In today’s financial landscape where mortgage rates are at 20-year highs, the idea of taking on more debt might seem counterintuitive. However, there’s a financial strategy that’s gaining popularity for good reason: cash-out refinances. This approach allows homeowners to leverage the equity in their homes to pay off high-interest debt like credit cards, personal loans, auto loans, etc. While it may result in a higher mortgage interest rate and higher mortgage payment, the potential savings and improved financial well-being can be substantial.
The Power of Cash-Out Refinancing
At its core, cash-out refinancing involves replacing your existing mortgage with a new one that’s larger than your current loan balance. The difference between the two is returned to you in cash, which can be used for a variety of purposes, including debt consolidation.
Taming High-Interest Debt
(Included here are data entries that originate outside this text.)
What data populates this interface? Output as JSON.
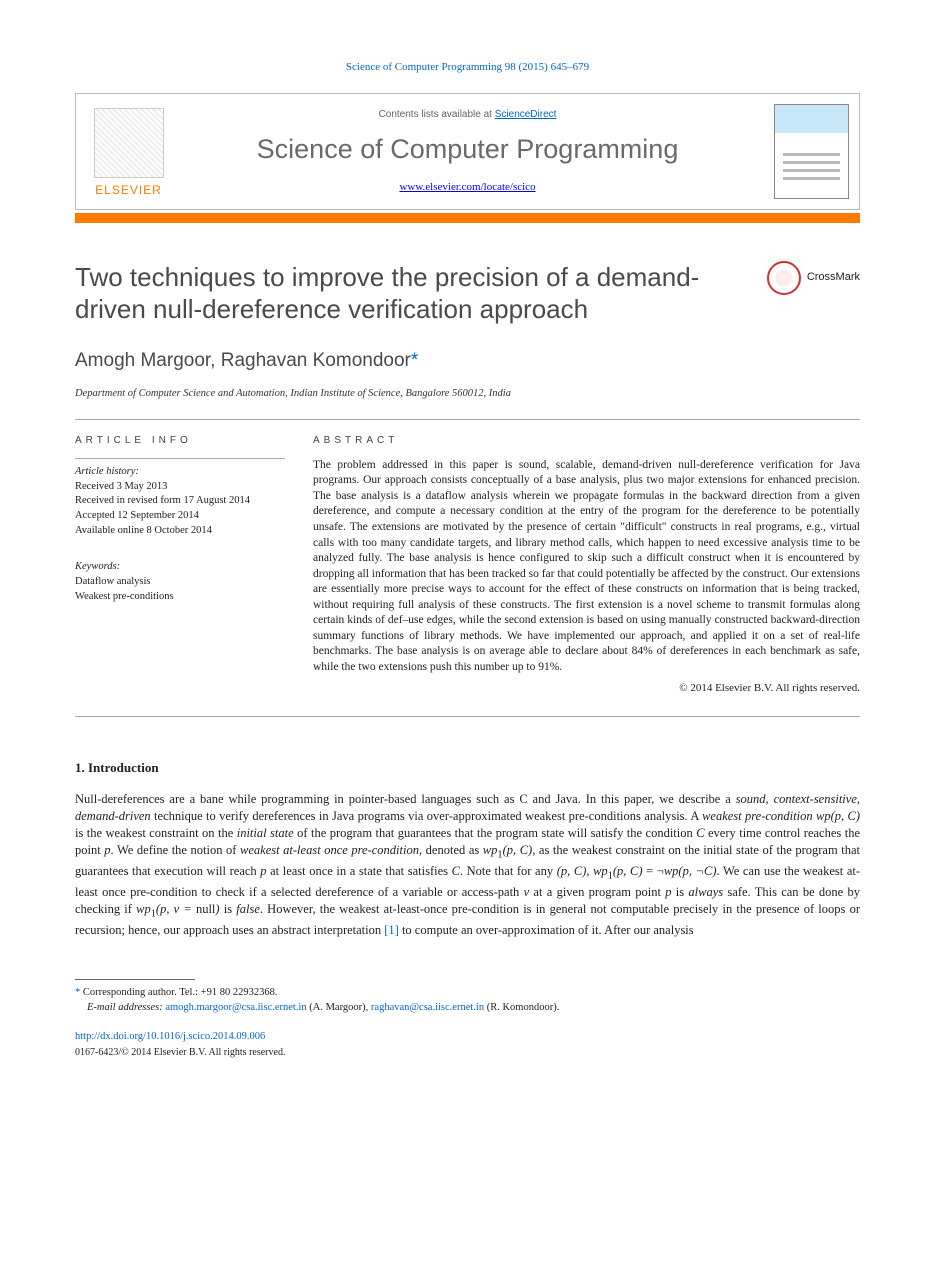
{
  "citation": "Science of Computer Programming 98 (2015) 645–679",
  "header": {
    "contents_line_pre": "Contents lists available at ",
    "contents_link": "ScienceDirect",
    "journal_name": "Science of Computer Programming",
    "journal_url": "www.elsevier.com/locate/scico",
    "publisher_word": "ELSEVIER"
  },
  "crossmark_label": "CrossMark",
  "title": "Two techniques to improve the precision of a demand-driven null-dereference verification approach",
  "authors": "Amogh Margoor, Raghavan Komondoor",
  "author_star": "*",
  "affiliation": "Department of Computer Science and Automation, Indian Institute of Science, Bangalore 560012, India",
  "article_info": {
    "heading": "ARTICLE INFO",
    "history_label": "Article history:",
    "received": "Received 3 May 2013",
    "revised": "Received in revised form 17 August 2014",
    "accepted": "Accepted 12 September 2014",
    "online": "Available online 8 October 2014",
    "keywords_label": "Keywords:",
    "kw1": "Dataflow analysis",
    "kw2": "Weakest pre-conditions"
  },
  "abstract": {
    "heading": "ABSTRACT",
    "text": "The problem addressed in this paper is sound, scalable, demand-driven null-dereference verification for Java programs. Our approach consists conceptually of a base analysis, plus two major extensions for enhanced precision. The base analysis is a dataflow analysis wherein we propagate formulas in the backward direction from a given dereference, and compute a necessary condition at the entry of the program for the dereference to be potentially unsafe. The extensions are motivated by the presence of certain \"difficult\" constructs in real programs, e.g., virtual calls with too many candidate targets, and library method calls, which happen to need excessive analysis time to be analyzed fully. The base analysis is hence configured to skip such a difficult construct when it is encountered by dropping all information that has been tracked so far that could potentially be affected by the construct. Our extensions are essentially more precise ways to account for the effect of these constructs on information that is being tracked, without requiring full analysis of these constructs. The first extension is a novel scheme to transmit formulas along certain kinds of def–use edges, while the second extension is based on using manually constructed backward-direction summary functions of library methods. We have implemented our approach, and applied it on a set of real-life benchmarks. The base analysis is on average able to declare about 84% of dereferences in each benchmark as safe, while the two extensions push this number up to 91%.",
    "copyright": "© 2014 Elsevier B.V. All rights reserved."
  },
  "section1": {
    "heading": "1. Introduction",
    "body_html": "Null-dereferences are a bane while programming in pointer-based languages such as C and Java. In this paper, we describe a <span class='ital'>sound, context-sensitive, demand-driven</span> technique to verify dereferences in Java programs via over-approximated weakest pre-conditions analysis. A <span class='ital'>weakest pre-condition wp(p, C)</span> is the weakest constraint on the <span class='ital'>initial state</span> of the program that guarantees that the program state will satisfy the condition <span class='ital'>C</span> every time control reaches the point <span class='ital'>p</span>. We define the notion of <span class='ital'>weakest at-least once pre-condition</span>, denoted as <span class='ital'>wp</span><sub>1</sub><span class='ital'>(p, C)</span>, as the weakest constraint on the initial state of the program that guarantees that execution will reach <span class='ital'>p</span> at least once in a state that satisfies <span class='ital'>C</span>. Note that for any <span class='ital'>(p, C)</span>, <span class='ital'>wp</span><sub>1</sub><span class='ital'>(p, C)</span> = ¬<span class='ital'>wp(p, ¬C)</span>. We can use the weakest at-least once pre-condition to check if a selected dereference of a variable or access-path <span class='ital'>v</span> at a given program point <span class='ital'>p</span> is <span class='ital'>always</span> safe. This can be done by checking if <span class='ital'>wp</span><sub>1</sub><span class='ital'>(p, v = </span>null<span class='ital'>)</span> is <span class='ital'>false</span>. However, the weakest at-least-once pre-condition is in general not computable precisely in the presence of loops or recursion; hence, our approach uses an abstract interpretation <a href='#'>[1]</a> to compute an over-approximation of it. After our analysis"
  },
  "footnotes": {
    "corresponding": "Corresponding author. Tel.: +91 80 22932368.",
    "email_label": "E-mail addresses:",
    "email1": "amogh.margoor@csa.iisc.ernet.in",
    "email1_who": "(A. Margoor),",
    "email2": "raghavan@csa.iisc.ernet.in",
    "email2_who": "(R. Komondoor)."
  },
  "doi": "http://dx.doi.org/10.1016/j.scico.2014.09.006",
  "final_copyright": "0167-6423/© 2014 Elsevier B.V. All rights reserved."
}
High-interest debt, such as credit card balances, personal loans, and auto loans, can be a financial burden. Credit cards, in particular, often come with double-digit interest rates that can make it challenging to make meaningful progress in paying down the principal balance. This is where cash-out refinancing comes into play.
A Single, Manageable Payment
By consolidating high-interest debts into your mortgage, you’re essentially transforming multiple, often unmanageable payments into a single, more predictable one. Mortgage interest rates, even in today’s market, are typically lower than those associated with credit cards and auto loans. As a result, you can reduce the overall interest you pay over time, as well as reduce your total monthly expenditure.
Cash Flow Improvement
One of the immediate benefits of cash-out refinancing is improved cash flow. Let’s take a look at an example. Harry Homeowner has $30,000 in high interest credit card debt. The minimum monthly payment on his credit is $1,200. Harry’s current mortgage has a 3.5% interest rate with a monthly payment of $3,000. Harry decides to refinance and cash out that $30,000. This results in his monthly mortgage payment increasing to $3,600 per month. Harry then uses that cash to pay off his credit card. Now even though his mortgage balance, interest rate, and monthly payment increased because of this refinance; his credit card expense decreased by $1,200 – netting him a total savings of $600 per month!
Total Interest Paid
To put the potential savings into perspective, consider this example: Let’s say you have $30,000 in credit card debt with an average interest rate of 20%. If you only make minimum payments, it could take over 20 years to pay off that debt, with total interest payments exceeding $40,000.
Now, imagine you decide to do a cash-out refinance. While your mortgage interest rate might increase slightly due to current market conditions, it’s still significantly lower than 20%. By consolidating that high-interest credit card debt into your mortgage, you’ll save on interest expenses over the long term. In many cases, you can pay off the debt years earlier and save thousands of dollars in the process.
Another advantage of cash-out refinancing is the potential for tax benefits. Mortgage interest is tax-deductible in many cases, unlike interest on credit cards and auto loans. This can further reduce your overall tax liability and put more money back in your pocket.
The Right Time to Act
The decision to pursue a cash-out refinance should be made with careful consideration and consultation with a mortgage expert. While mortgage interest rates are currently at 20-year highs, they are still historically low compared to previous decades. The key is to look beyond the short-term rise in rates and focus on the long-term financial benefits.
Cash-out refinancing to pay off high-interest debt is a strategy that can lead to improved financial health, even in a market where mortgage interest rates are at 20-year highs. By consolidating high-interest debt into your mortgage, you can enjoy lower overall interest expenses, improved cash flow, and the potential for long-term savings. It’s an opportunity to unlock financial freedom and take control of your financial future. Remember, the American dream of homeownership isn’t just about owning a home; it’s about achieving financial security and well-being.